### Problem to solve
Line count for "battery": say how many lines of the data contain it, with no other text.

(Available records Opens)

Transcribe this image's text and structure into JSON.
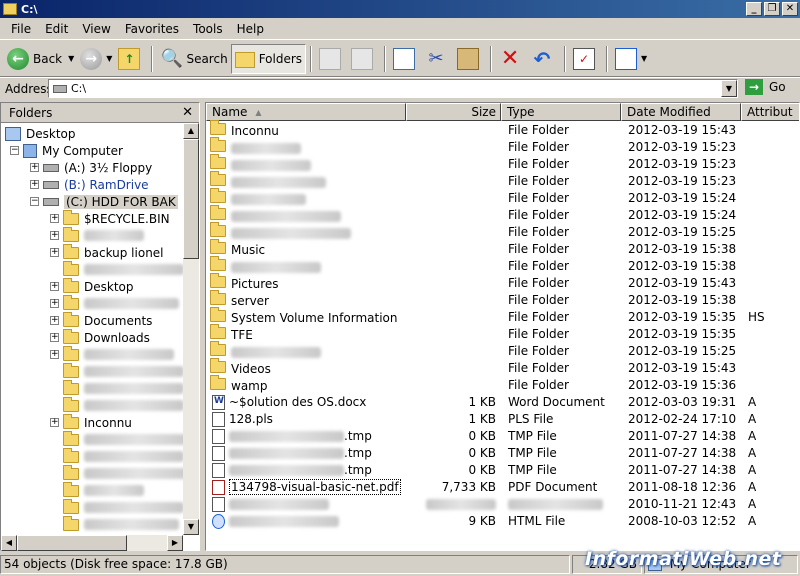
{
  "window": {
    "title": "C:\\"
  },
  "menu": [
    "File",
    "Edit",
    "View",
    "Favorites",
    "Tools",
    "Help"
  ],
  "toolbar": {
    "back": "Back",
    "search": "Search",
    "folders": "Folders"
  },
  "address": {
    "label": "Address",
    "value": "C:\\",
    "go": "Go"
  },
  "folders_pane": {
    "title": "Folders",
    "nodes": [
      {
        "label": "Desktop",
        "level": 0
      },
      {
        "label": "My Computer",
        "level": 1
      },
      {
        "label": "(A:) 3½ Floppy",
        "level": 2
      },
      {
        "label": "(B:) RamDrive",
        "level": 2
      },
      {
        "label": "(C:) HDD FOR BAK",
        "level": 2
      },
      {
        "label": "$RECYCLE.BIN",
        "level": 3
      },
      {
        "label": "",
        "level": 3
      },
      {
        "label": "backup lionel",
        "level": 3
      },
      {
        "label": "",
        "level": 3
      },
      {
        "label": "Desktop",
        "level": 3
      },
      {
        "label": "",
        "level": 3
      },
      {
        "label": "Documents",
        "level": 3
      },
      {
        "label": "Downloads",
        "level": 3
      },
      {
        "label": "",
        "level": 3
      },
      {
        "label": "",
        "level": 3
      },
      {
        "label": "",
        "level": 3
      },
      {
        "label": "",
        "level": 3
      },
      {
        "label": "Inconnu",
        "level": 3
      },
      {
        "label": "",
        "level": 3
      },
      {
        "label": "",
        "level": 3
      },
      {
        "label": "",
        "level": 3
      },
      {
        "label": "",
        "level": 3
      },
      {
        "label": "",
        "level": 3
      },
      {
        "label": "",
        "level": 3
      }
    ]
  },
  "columns": {
    "name": "Name",
    "size": "Size",
    "type": "Type",
    "date": "Date Modified",
    "attr": "Attribut"
  },
  "files": [
    {
      "name": "Inconnu",
      "size": "",
      "type": "File Folder",
      "date": "2012-03-19 15:43",
      "attr": "",
      "icon": "folder"
    },
    {
      "name": "",
      "size": "",
      "type": "File Folder",
      "date": "2012-03-19 15:23",
      "attr": "",
      "icon": "folder"
    },
    {
      "name": "",
      "size": "",
      "type": "File Folder",
      "date": "2012-03-19 15:23",
      "attr": "",
      "icon": "folder"
    },
    {
      "name": "",
      "size": "",
      "type": "File Folder",
      "date": "2012-03-19 15:23",
      "attr": "",
      "icon": "folder"
    },
    {
      "name": "",
      "size": "",
      "type": "File Folder",
      "date": "2012-03-19 15:24",
      "attr": "",
      "icon": "folder"
    },
    {
      "name": "",
      "size": "",
      "type": "File Folder",
      "date": "2012-03-19 15:24",
      "attr": "",
      "icon": "folder"
    },
    {
      "name": "",
      "size": "",
      "type": "File Folder",
      "date": "2012-03-19 15:25",
      "attr": "",
      "icon": "folder"
    },
    {
      "name": "Music",
      "size": "",
      "type": "File Folder",
      "date": "2012-03-19 15:38",
      "attr": "",
      "icon": "folder"
    },
    {
      "name": "",
      "size": "",
      "type": "File Folder",
      "date": "2012-03-19 15:38",
      "attr": "",
      "icon": "folder"
    },
    {
      "name": "Pictures",
      "size": "",
      "type": "File Folder",
      "date": "2012-03-19 15:43",
      "attr": "",
      "icon": "folder"
    },
    {
      "name": "server",
      "size": "",
      "type": "File Folder",
      "date": "2012-03-19 15:38",
      "attr": "",
      "icon": "folder"
    },
    {
      "name": "System Volume Information",
      "size": "",
      "type": "File Folder",
      "date": "2012-03-19 15:35",
      "attr": "HS",
      "icon": "folder"
    },
    {
      "name": "TFE",
      "size": "",
      "type": "File Folder",
      "date": "2012-03-19 15:35",
      "attr": "",
      "icon": "folder"
    },
    {
      "name": "",
      "size": "",
      "type": "File Folder",
      "date": "2012-03-19 15:25",
      "attr": "",
      "icon": "folder"
    },
    {
      "name": "Videos",
      "size": "",
      "type": "File Folder",
      "date": "2012-03-19 15:43",
      "attr": "",
      "icon": "folder"
    },
    {
      "name": "wamp",
      "size": "",
      "type": "File Folder",
      "date": "2012-03-19 15:36",
      "attr": "",
      "icon": "folder"
    },
    {
      "name": "~$olution des OS.docx",
      "size": "1 KB",
      "type": "Word Document",
      "date": "2012-03-03 19:31",
      "attr": "A",
      "icon": "word"
    },
    {
      "name": "128.pls",
      "size": "1 KB",
      "type": "PLS File",
      "date": "2012-02-24 17:10",
      "attr": "A",
      "icon": "doc"
    },
    {
      "name": ".tmp",
      "size": "0 KB",
      "type": "TMP File",
      "date": "2011-07-27 14:38",
      "attr": "A",
      "icon": "doc"
    },
    {
      "name": ".tmp",
      "size": "0 KB",
      "type": "TMP File",
      "date": "2011-07-27 14:38",
      "attr": "A",
      "icon": "doc"
    },
    {
      "name": ".tmp",
      "size": "0 KB",
      "type": "TMP File",
      "date": "2011-07-27 14:38",
      "attr": "A",
      "icon": "doc"
    },
    {
      "name": "134798-visual-basic-net.pdf",
      "size": "7,733 KB",
      "type": "PDF Document",
      "date": "2011-08-18 12:36",
      "attr": "A",
      "icon": "pdf"
    },
    {
      "name": "",
      "size": "",
      "type": "",
      "date": "2010-11-21 12:43",
      "attr": "A",
      "icon": "doc"
    },
    {
      "name": "",
      "size": "9 KB",
      "type": "HTML File",
      "date": "2008-10-03 12:52",
      "attr": "A",
      "icon": "ie"
    }
  ],
  "status": {
    "objects": "54 objects (Disk free space: 17.8 GB)",
    "size": "2.82 GB",
    "location": "My Computer"
  },
  "watermark": "InformatiWeb.net"
}
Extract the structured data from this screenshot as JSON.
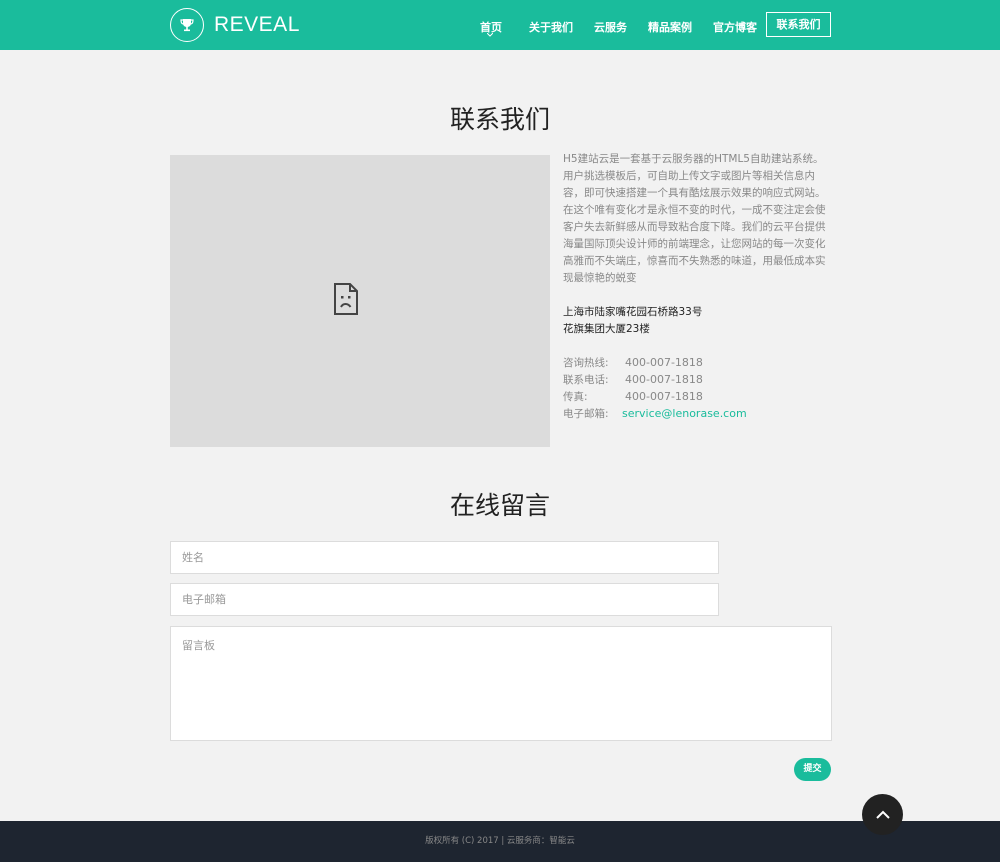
{
  "brand": {
    "name": "REVEAL",
    "logo_icon": "trophy-icon"
  },
  "nav": {
    "items": [
      "首页",
      "关于我们",
      "云服务",
      "精品案例",
      "官方博客"
    ],
    "active_index": 0,
    "button_label": "联系我们"
  },
  "contact": {
    "title": "联系我们",
    "description": "H5建站云是一套基于云服务器的HTML5自助建站系统。用户挑选模板后，可自助上传文字或图片等相关信息内容，即可快速搭建一个具有酷炫展示效果的响应式网站。在这个唯有变化才是永恒不变的时代，一成不变注定会使客户失去新鲜感从而导致粘合度下降。我们的云平台提供海量国际顶尖设计师的前端理念，让您网站的每一次变化高雅而不失端庄，惊喜而不失熟悉的味道，用最低成本实现最惊艳的蜕变",
    "address_line1": "上海市陆家嘴花园石桥路33号",
    "address_line2": "花旗集团大厦23楼",
    "rows": [
      {
        "label": "咨询热线:",
        "value": "400-007-1818"
      },
      {
        "label": "联系电话:",
        "value": "400-007-1818"
      },
      {
        "label": "传真:",
        "value": "400-007-1818"
      },
      {
        "label": "电子邮箱:",
        "value": "service@lenorase.com"
      }
    ]
  },
  "form": {
    "title": "在线留言",
    "name_placeholder": "姓名",
    "email_placeholder": "电子邮箱",
    "message_placeholder": "留言板",
    "submit_label": "提交"
  },
  "footer": {
    "text": "版权所有 (C) 2017 | 云服务商：智能云"
  },
  "colors": {
    "accent": "#1abc9c",
    "footer_bg": "#1e2530",
    "page_bg": "#f2f2f2"
  }
}
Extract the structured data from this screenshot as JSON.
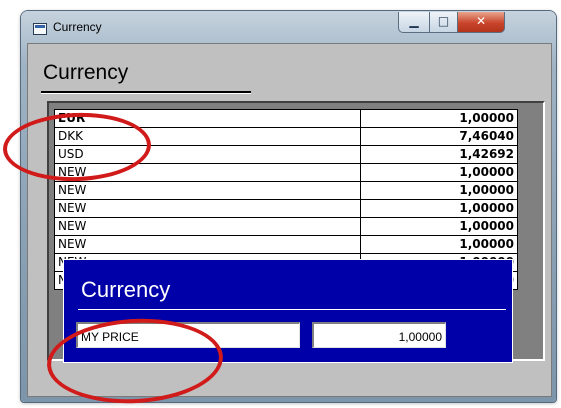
{
  "window": {
    "title": "Currency",
    "controls": {
      "minimize": "▁",
      "maximize": "□",
      "close": "✕"
    }
  },
  "main": {
    "heading": "Currency",
    "rows": [
      {
        "code": "EUR",
        "rate": "1,00000"
      },
      {
        "code": "DKK",
        "rate": "7,46040"
      },
      {
        "code": "USD",
        "rate": "1,42692"
      },
      {
        "code": "NEW",
        "rate": "1,00000"
      },
      {
        "code": "NEW",
        "rate": "1,00000"
      },
      {
        "code": "NEW",
        "rate": "1,00000"
      },
      {
        "code": "NEW",
        "rate": "1,00000"
      },
      {
        "code": "NEW",
        "rate": "1,00000"
      },
      {
        "code": "NEW",
        "rate": "1,00000"
      },
      {
        "code": "NEW",
        "rate": "1,00000"
      }
    ]
  },
  "dialog": {
    "title": "Currency",
    "name_value": "MY PRICE",
    "rate_value": "1,00000"
  },
  "colors": {
    "dialog_bg": "#0000a8",
    "annotation": "#d11a1a",
    "client_bg": "#c0c0c0"
  }
}
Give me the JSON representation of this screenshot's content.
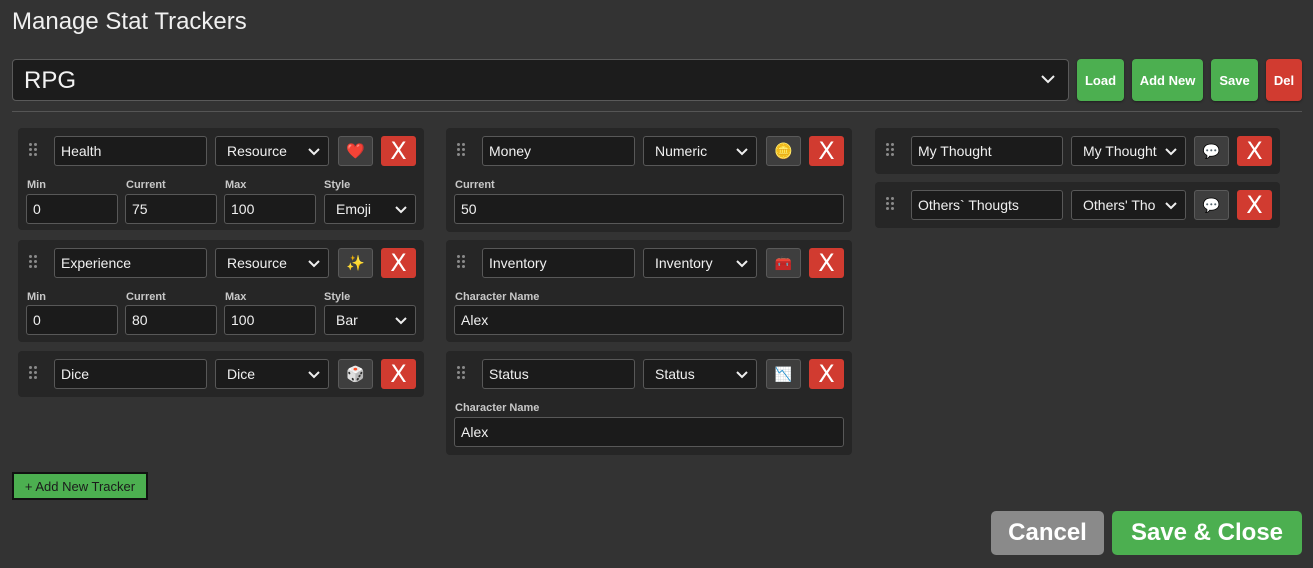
{
  "title": "Manage Stat Trackers",
  "preset": {
    "selected": "RPG"
  },
  "buttons": {
    "load": "Load",
    "add_new": "Add New",
    "save": "Save",
    "del": "Del"
  },
  "labels": {
    "min": "Min",
    "current": "Current",
    "max": "Max",
    "style": "Style",
    "character_name": "Character Name"
  },
  "trackers": {
    "health": {
      "name": "Health",
      "type": "Resource",
      "icon": "❤️",
      "min": "0",
      "current": "75",
      "max": "100",
      "style": "Emoji"
    },
    "experience": {
      "name": "Experience",
      "type": "Resource",
      "icon": "✨",
      "min": "0",
      "current": "80",
      "max": "100",
      "style": "Bar"
    },
    "dice": {
      "name": "Dice",
      "type": "Dice",
      "icon": "🎲"
    },
    "money": {
      "name": "Money",
      "type": "Numeric",
      "icon": "🪙",
      "current": "50"
    },
    "inventory": {
      "name": "Inventory",
      "type": "Inventory",
      "icon": "🧰",
      "character_name": "Alex"
    },
    "status": {
      "name": "Status",
      "type": "Status",
      "icon": "📉",
      "character_name": "Alex"
    },
    "my_thought": {
      "name": "My Thought",
      "type": "My Thought",
      "icon": "💬"
    },
    "others_thoughts": {
      "name": "Others` Thougts",
      "type": "Others' Tho",
      "icon": "💬"
    }
  },
  "delete_label": "X",
  "add_tracker_label": "+ Add New Tracker",
  "footer": {
    "cancel": "Cancel",
    "save_close": "Save & Close"
  }
}
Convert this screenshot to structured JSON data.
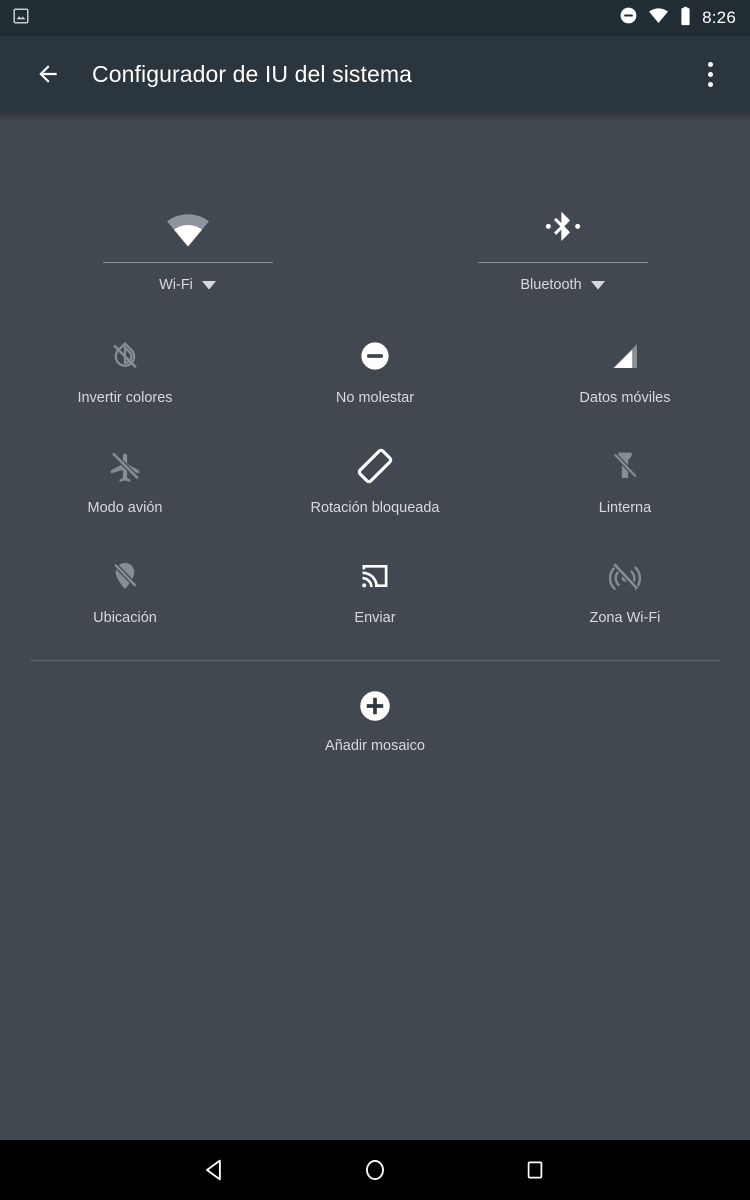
{
  "status_bar": {
    "left_icons": [
      {
        "name": "screenshot-notification-icon",
        "label": "screenshot"
      }
    ],
    "right_icons": [
      {
        "name": "do-not-disturb-icon",
        "label": "do-not-disturb"
      },
      {
        "name": "wifi-icon",
        "label": "wifi"
      },
      {
        "name": "battery-icon",
        "label": "battery-full"
      }
    ],
    "time": "8:26"
  },
  "app_bar": {
    "back_label": "back-arrow",
    "title": "Configurador de IU del sistema",
    "overflow_label": "more-options"
  },
  "quick_settings": {
    "detail_tiles": [
      {
        "label": "Wi-Fi",
        "icon": "wifi-icon",
        "state": "on",
        "has_dropdown": true
      },
      {
        "label": "Bluetooth",
        "icon": "bluetooth-icon",
        "state": "on",
        "has_dropdown": true
      }
    ],
    "tiles": [
      {
        "label": "Invertir colores",
        "icon": "invert-colors-off-icon",
        "state": "off"
      },
      {
        "label": "No molestar",
        "icon": "do-not-disturb-icon",
        "state": "on"
      },
      {
        "label": "Datos móviles",
        "icon": "signal-cellular-icon",
        "state": "on"
      },
      {
        "label": "Modo avión",
        "icon": "airplane-mode-off-icon",
        "state": "off"
      },
      {
        "label": "Rotación bloqueada",
        "icon": "screen-rotation-lock-icon",
        "state": "on"
      },
      {
        "label": "Linterna",
        "icon": "flashlight-off-icon",
        "state": "off"
      },
      {
        "label": "Ubicación",
        "icon": "location-off-icon",
        "state": "off"
      },
      {
        "label": "Enviar",
        "icon": "cast-icon",
        "state": "on"
      },
      {
        "label": "Zona Wi-Fi",
        "icon": "hotspot-off-icon",
        "state": "off"
      }
    ],
    "add_tile": {
      "label": "Añadir mosaico",
      "icon": "plus-icon"
    }
  },
  "nav_bar": {
    "buttons": [
      {
        "name": "back",
        "icon": "triangle-back-icon"
      },
      {
        "name": "home",
        "icon": "circle-home-icon"
      },
      {
        "name": "recents",
        "icon": "square-recents-icon"
      }
    ]
  },
  "colors": {
    "status_bar_bg": "#222c33",
    "app_bar_bg": "#2b353d",
    "content_bg": "#424850",
    "nav_bar_bg": "#000000",
    "label_text": "#d6d9dc",
    "icon_on": "#ffffff",
    "icon_off": "#868d95",
    "divider": "#5c636b"
  }
}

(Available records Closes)

### Solution to the problem
2